" No person held to service or labor in one State under the laws thereof, escaping into another, shall, in consequence of any law or regulation therein, be discharged from such service or labor, but shall be delivered up on claim of the party to whom such service or labor may be due."
That is as much a part of the Constitution as any other, and as equally binding and obligatory as any other on all men, public or private. And who denies this? None but the Abolitionists of the North. And, pray, what is it they will not deny ? They have but the one idea; and it would seem that these fanatics at the North and the Secessionists at the South are putting their heads together to devise means to defeat the good designs of honest, patriotic men. They act to the same end and the same object, and the Constitution has to take the fire from both sides.
Mr. Webster then told his hearers that if the Northern States per- sisted in their refusal to comply with the Constitution the South would no longer be bound to observe the constitutional compact He said:
I have not hesitated to say, and I repeat, that if the Northern States refuse, wilfully and deliberately, to carry into effect that part of the Constitution which respects the restoration of fugitive slaves, and Congress provides no remedy, the South would no longer be bound to observe the compact. A bargain cannot be broken on one side and still bind the other side. I say to you, gentlemen in Vir- ginia, as I said on the shores of Lake Erie and in the city of Boston, as I may say again in that city or elsewhere in the North, that you of the South, have as much right to recover your fugitive slaves as the North has to any of its rights and privileges of navigation and commerce.
Mr. Webster also said :
I am as ready to fight and to fall for the constitutional rights of Virginia as I am for those of Massachusetts.

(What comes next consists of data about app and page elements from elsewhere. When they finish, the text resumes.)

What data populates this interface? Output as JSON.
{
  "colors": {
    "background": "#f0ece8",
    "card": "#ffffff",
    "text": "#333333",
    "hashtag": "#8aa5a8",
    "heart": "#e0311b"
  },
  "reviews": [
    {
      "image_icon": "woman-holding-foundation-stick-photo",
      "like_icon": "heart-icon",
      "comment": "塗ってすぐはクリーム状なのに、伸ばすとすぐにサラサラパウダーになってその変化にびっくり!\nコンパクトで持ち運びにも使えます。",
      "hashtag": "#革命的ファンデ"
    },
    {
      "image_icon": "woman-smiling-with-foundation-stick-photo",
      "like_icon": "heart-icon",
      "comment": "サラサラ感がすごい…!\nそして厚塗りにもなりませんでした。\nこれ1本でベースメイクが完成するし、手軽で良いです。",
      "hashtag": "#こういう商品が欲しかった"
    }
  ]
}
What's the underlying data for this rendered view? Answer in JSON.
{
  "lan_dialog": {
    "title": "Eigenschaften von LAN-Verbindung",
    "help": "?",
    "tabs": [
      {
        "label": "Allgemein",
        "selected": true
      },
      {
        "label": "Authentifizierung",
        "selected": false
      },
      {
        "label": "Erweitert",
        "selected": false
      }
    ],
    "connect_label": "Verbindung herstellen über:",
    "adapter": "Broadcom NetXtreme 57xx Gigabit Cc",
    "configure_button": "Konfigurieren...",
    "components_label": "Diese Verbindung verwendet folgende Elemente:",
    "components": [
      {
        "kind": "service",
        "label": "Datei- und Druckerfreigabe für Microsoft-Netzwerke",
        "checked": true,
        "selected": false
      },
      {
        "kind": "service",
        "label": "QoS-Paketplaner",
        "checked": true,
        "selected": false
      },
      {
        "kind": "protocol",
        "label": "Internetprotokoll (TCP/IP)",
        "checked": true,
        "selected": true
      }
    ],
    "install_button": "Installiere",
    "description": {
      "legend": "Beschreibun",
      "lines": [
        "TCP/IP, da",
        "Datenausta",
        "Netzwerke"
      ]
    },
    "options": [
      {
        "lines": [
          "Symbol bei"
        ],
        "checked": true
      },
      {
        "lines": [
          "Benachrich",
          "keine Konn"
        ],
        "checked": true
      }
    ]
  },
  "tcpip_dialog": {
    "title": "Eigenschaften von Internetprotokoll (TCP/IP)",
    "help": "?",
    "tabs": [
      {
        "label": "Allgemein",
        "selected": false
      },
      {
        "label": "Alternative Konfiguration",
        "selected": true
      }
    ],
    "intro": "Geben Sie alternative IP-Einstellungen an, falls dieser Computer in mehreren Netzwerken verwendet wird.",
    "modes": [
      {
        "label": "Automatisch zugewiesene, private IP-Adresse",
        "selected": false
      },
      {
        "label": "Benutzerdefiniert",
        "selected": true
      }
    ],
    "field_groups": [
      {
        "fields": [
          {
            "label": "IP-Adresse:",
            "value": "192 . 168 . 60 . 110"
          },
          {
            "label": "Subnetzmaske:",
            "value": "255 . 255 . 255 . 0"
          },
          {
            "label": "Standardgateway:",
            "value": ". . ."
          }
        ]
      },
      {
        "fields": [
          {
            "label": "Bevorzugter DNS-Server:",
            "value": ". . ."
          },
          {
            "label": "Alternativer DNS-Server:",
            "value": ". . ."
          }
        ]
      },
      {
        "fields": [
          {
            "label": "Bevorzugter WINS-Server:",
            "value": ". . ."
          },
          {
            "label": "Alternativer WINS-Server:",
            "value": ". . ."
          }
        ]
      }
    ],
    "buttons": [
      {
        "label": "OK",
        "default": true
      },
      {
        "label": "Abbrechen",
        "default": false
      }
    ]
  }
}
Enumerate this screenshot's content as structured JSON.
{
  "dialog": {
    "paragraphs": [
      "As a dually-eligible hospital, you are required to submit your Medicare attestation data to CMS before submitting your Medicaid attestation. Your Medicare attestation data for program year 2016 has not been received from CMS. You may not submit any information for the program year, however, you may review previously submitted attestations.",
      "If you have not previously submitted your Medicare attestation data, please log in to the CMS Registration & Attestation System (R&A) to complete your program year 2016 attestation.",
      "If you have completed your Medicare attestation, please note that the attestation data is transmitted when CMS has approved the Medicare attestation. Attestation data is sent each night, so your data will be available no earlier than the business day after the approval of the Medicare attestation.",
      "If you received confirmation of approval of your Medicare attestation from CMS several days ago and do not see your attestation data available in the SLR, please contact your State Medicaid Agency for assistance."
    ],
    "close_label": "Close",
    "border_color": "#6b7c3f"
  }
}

Then followed the election of Abraham Lincoln upon a platform which clearly informed the southern people that the guaranties of the Constitution, which they revered, and the doctrines of State rights